_INPUT DATA:_

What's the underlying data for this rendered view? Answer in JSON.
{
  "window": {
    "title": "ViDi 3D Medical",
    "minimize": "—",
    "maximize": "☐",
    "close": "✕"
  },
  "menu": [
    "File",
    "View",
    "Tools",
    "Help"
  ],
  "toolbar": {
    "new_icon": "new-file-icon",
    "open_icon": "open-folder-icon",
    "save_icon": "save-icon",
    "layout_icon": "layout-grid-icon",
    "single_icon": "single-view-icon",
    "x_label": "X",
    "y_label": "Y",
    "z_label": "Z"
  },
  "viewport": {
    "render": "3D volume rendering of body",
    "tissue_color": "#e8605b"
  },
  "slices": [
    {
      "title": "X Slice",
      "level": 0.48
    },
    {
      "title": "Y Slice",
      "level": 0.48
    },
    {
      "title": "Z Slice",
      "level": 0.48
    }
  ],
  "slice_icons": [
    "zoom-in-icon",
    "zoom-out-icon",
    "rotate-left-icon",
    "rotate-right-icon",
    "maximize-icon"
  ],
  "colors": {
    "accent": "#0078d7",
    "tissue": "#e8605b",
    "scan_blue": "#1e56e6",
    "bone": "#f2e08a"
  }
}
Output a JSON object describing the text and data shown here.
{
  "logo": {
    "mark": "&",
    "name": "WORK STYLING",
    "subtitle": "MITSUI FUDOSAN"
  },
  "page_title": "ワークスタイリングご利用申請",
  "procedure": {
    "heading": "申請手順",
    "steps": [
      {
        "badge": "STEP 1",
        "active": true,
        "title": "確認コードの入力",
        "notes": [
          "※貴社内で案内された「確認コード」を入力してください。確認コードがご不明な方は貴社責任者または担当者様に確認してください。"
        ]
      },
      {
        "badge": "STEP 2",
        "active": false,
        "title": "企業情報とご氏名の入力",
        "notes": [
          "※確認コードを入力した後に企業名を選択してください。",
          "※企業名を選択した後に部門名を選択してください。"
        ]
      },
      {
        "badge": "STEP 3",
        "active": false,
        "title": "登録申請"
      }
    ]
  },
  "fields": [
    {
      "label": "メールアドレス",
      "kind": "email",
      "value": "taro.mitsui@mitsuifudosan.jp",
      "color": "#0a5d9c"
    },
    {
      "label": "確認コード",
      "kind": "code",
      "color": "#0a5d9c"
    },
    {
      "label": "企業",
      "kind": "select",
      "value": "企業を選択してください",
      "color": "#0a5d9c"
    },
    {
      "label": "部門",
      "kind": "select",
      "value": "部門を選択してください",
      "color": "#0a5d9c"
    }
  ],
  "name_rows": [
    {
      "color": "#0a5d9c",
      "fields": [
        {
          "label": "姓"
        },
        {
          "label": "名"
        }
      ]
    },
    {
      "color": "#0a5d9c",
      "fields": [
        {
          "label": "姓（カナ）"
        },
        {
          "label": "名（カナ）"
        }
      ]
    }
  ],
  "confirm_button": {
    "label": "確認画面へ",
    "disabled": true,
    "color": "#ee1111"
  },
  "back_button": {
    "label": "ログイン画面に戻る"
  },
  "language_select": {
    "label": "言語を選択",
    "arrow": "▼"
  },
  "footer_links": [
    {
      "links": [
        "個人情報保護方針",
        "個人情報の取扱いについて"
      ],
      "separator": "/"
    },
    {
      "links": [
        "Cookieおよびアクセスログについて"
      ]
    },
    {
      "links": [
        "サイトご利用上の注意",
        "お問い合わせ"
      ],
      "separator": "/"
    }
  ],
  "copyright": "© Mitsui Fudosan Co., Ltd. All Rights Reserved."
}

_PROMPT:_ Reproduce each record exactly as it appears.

_RESPONSE TO THE TASK:_
What's the underlying data for this rendered view? Answer in JSON.
{
  "window": {
    "title": "ViDi 3D Medical",
    "minimize": "—",
    "maximize": "☐",
    "close": "✕"
  },
  "menu": [
    "File",
    "View",
    "Tools",
    "Help"
  ],
  "toolbar": {
    "new_icon": "new-file-icon",
    "open_icon": "open-folder-icon",
    "save_icon": "save-icon",
    "layout_icon": "layout-grid-icon",
    "single_icon": "single-view-icon",
    "x_label": "X",
    "y_label": "Y",
    "z_label": "Z"
  },
  "viewport": {
    "render": "3D volume rendering of body",
    "tissue_color": "#e8605b"
  },
  "slices": [
    {
      "title": "X Slice",
      "level": 0.48
    },
    {
      "title": "Y Slice",
      "level": 0.48
    },
    {
      "title": "Z Slice",
      "level": 0.48
    }
  ],
  "slice_icons": [
    "zoom-in-icon",
    "zoom-out-icon",
    "rotate-left-icon",
    "rotate-right-icon",
    "maximize-icon"
  ],
  "colors": {
    "accent": "#0078d7",
    "tissue": "#e8605b",
    "scan_blue": "#1e56e6",
    "bone": "#f2e08a"
  }
}
Output a JSON object describing the text and data shown here.
{
  "logo": {
    "mark": "&",
    "name": "WORK STYLING",
    "subtitle": "MITSUI FUDOSAN"
  },
  "page_title": "ワークスタイリングご利用申請",
  "procedure": {
    "heading": "申請手順",
    "steps": [
      {
        "badge": "STEP 1",
        "active": true,
        "title": "確認コードの入力",
        "notes": [
          "※貴社内で案内された「確認コード」を入力してください。確認コードがご不明な方は貴社責任者または担当者様に確認してください。"
        ]
      },
      {
        "badge": "STEP 2",
        "active": false,
        "title": "企業情報とご氏名の入力",
        "notes": [
          "※確認コードを入力した後に企業名を選択してください。",
          "※企業名を選択した後に部門名を選択してください。"
        ]
      },
      {
        "badge": "STEP 3",
        "active": false,
        "title": "登録申請"
      }
    ]
  },
  "fields": [
    {
      "label": "メールアドレス",
      "kind": "email",
      "value": "taro.mitsui@mitsuifudosan.jp",
      "color": "#0a5d9c"
    },
    {
      "label": "確認コード",
      "kind": "code",
      "color": "#0a5d9c"
    },
    {
      "label": "企業",
      "kind": "select",
      "value": "企業を選択してください",
      "color": "#0a5d9c"
    },
    {
      "label": "部門",
      "kind": "select",
      "value": "部門を選択してください",
      "color": "#0a5d9c"
    }
  ],
  "name_rows": [
    {
      "color": "#0a5d9c",
      "fields": [
        {
          "label": "姓"
        },
        {
          "label": "名"
        }
      ]
    },
    {
      "color": "#0a5d9c",
      "fields": [
        {
          "label": "姓（カナ）"
        },
        {
          "label": "名（カナ）"
        }
      ]
    }
  ],
  "confirm_button": {
    "label": "確認画面へ",
    "disabled": true,
    "color": "#ee1111"
  },
  "back_button": {
    "label": "ログイン画面に戻る"
  },
  "language_select": {
    "label": "言語を選択",
    "arrow": "▼"
  },
  "footer_links": [
    {
      "links": [
        "個人情報保護方針",
        "個人情報の取扱いについて"
      ],
      "separator": "/"
    },
    {
      "links": [
        "Cookieおよびアクセスログについて"
      ]
    },
    {
      "links": [
        "サイトご利用上の注意",
        "お問い合わせ"
      ],
      "separator": "/"
    }
  ],
  "copyright": "© Mitsui Fudosan Co., Ltd. All Rights Reserved."
}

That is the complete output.